President George Manneh Weah wrote plenary of the Liberian Senate recently, revoking five financial bills submitted to that body by his predecessor, former President Ellen Johnson Sirleaf during her tenure.
The bills include Dangote Cement Liberia Ltd, TIDFORE (LICEMCO), Nimba Rubber Incorporated, Liberia Traffic Management and the Amendment to the Amended Firestone Agreement.
The agreements were recently reviewed by a Special Presidential Concession Review Committee to ascertain whether they are in compliance with procedural and substantive requirements of Liberian law, and to evaluate their justifications, including benefits to the Liberian people and the nation for tax and other incentives grant.
A presidential communication dated May 7, 2018, which was read in plenary last week Thursday, 10 May under the signature of President Weah’s details that following the review process, several legal requirements in these agreements were not fully adhered, citing that several provisions of the amended Public Procurement and Concession Act of 2010 were violated.
It notes that all categories of tax relief including; import, GST, turnover, presumptive fuel and gasoline, withholding on interest, dividends and third parties services, among others, were either partially or granted to the concession without any showing of measureable benefits to the country and its citizens.
According to President Weah, most of the agreements seem not to have been meticulously prepared, as there are a number of avoidable types and misinformation, while exhibits referenced in the agreements were not attached.
“In consideration of the foregoing, I hereby recall these agreements from the Liberian Legislature for reassessments by the National Investment Commission to enable them meet fully the procedural and substantives, as well as value for money for the benefit of the Liberian people before possible resubmission to the legislature,” the letter concludes.
But Firestone Liberia, Inc. in a statement dated 16 May issued in Monrovia excerpts that while it is quite understandable that the new Administration of President Weah feels the need to examine an Amendment that it did not negotiate before submitting it for ratification, it is most unfortunate that this already lengthy process will be further delayed.
“Moreover, while we are not aware of any legal or other defects in the Amendment, we look forward to discussing with the Government any concerns it may have. We believe it is in the best interest of the Government and Firestone Liberia to resolve any issues relating to the Amendment and to move the Amendment forward as soon as possible”, the company expresses.

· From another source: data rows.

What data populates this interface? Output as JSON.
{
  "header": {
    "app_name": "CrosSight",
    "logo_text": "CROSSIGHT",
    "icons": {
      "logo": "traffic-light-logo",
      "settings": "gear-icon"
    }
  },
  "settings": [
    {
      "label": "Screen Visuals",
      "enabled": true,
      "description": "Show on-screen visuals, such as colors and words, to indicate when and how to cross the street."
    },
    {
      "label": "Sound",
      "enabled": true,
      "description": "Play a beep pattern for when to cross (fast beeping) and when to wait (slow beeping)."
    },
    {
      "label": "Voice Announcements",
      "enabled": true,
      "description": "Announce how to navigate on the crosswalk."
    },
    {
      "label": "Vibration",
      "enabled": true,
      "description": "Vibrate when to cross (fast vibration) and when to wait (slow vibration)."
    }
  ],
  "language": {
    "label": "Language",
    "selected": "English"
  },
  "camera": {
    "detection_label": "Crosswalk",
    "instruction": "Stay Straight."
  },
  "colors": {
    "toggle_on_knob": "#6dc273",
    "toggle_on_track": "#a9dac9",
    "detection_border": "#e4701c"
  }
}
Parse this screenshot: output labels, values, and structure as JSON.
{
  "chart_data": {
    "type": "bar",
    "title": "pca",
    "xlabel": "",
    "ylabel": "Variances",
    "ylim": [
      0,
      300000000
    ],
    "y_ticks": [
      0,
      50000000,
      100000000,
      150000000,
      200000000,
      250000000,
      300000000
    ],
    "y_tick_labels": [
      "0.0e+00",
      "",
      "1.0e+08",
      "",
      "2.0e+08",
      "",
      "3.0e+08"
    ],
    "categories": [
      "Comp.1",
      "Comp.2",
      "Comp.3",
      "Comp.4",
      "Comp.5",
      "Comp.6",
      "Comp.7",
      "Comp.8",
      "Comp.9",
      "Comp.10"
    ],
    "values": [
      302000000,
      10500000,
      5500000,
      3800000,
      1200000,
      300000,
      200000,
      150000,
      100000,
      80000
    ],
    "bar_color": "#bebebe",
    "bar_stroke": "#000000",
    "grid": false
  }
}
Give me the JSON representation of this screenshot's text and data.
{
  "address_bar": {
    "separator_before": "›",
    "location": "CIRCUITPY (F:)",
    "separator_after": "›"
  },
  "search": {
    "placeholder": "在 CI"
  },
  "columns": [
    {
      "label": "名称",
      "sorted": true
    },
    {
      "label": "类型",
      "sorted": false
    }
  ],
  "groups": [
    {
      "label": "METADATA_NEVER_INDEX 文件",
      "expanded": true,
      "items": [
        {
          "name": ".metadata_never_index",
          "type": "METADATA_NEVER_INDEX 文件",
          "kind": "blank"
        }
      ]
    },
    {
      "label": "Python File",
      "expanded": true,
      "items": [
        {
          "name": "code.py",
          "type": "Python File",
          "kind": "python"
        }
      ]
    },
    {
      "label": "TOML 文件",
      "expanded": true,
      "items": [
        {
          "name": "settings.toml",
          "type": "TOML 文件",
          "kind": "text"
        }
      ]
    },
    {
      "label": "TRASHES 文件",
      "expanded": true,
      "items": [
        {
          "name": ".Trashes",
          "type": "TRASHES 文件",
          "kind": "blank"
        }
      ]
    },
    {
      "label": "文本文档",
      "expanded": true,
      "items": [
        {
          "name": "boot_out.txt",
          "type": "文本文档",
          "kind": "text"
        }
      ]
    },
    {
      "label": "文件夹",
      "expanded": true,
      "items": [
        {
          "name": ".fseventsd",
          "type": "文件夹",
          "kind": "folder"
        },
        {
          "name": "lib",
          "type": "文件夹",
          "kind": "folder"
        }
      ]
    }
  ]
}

The statement recalls that Firestone began negotiating the amendment in good faith with the Government of Liberia approximately three years ago. It notes that throughout this process, Firestone has worked closely, openly, and in keeping with proper concession procedures with the Government, including the Office of the President, the National Investment Commission, the Ministry of Agriculture, the Ministry of Finance and Development Planning, the Liberian Revenue Authority, various Liberian and foreign legal advisors to Government, the Inter-Ministerial Concessions Committee (“IMCC”) and others, to arrive at an amendment that would provide critical support for the survival of its Liberia-based operation despite continued and unsustainable major financial losses.
“These losses”, it explains, “were brought about because of the drastic fall in the price of natural rubber, high costs associated with Firestone Liberia’s concession operations, as well as low rubber production due to the ongoing rehabilitation and replanting of the entire farm made necessary by the years of civil conflict in Liberia.”
Firestone further maintains that the reasons for the amendment were clearly communicated to the Government during the protracted negotiation process, and as a result, the Government and Firestone came to an agreement on the terms of the amendment.
“Former President Sirleaf sent the duly signed Amendment to the Liberian Legislature for ratification 13 months ago in April 2017. Unfortunately, the Legislature was unable to act during the period between April 2017, when it received the Amendment, and the January 2018 inauguration of President Weah.”
However, Firestone Liberia Management assures that it will continue working together with the Government and people of Liberia to support thousands of jobs for Liberians, to enhance opportunities for Liberian rubber farmers and other business people, and to preserve the long-term viability of the largest private employer in Liberia, saying, “Firestone Liberia stands ready to meet with the Government regarding the Concession Agreement amendment, and we look forward to moving this process forward in a transparent and mutually beneficial way.”
-Story by Jonathan Browne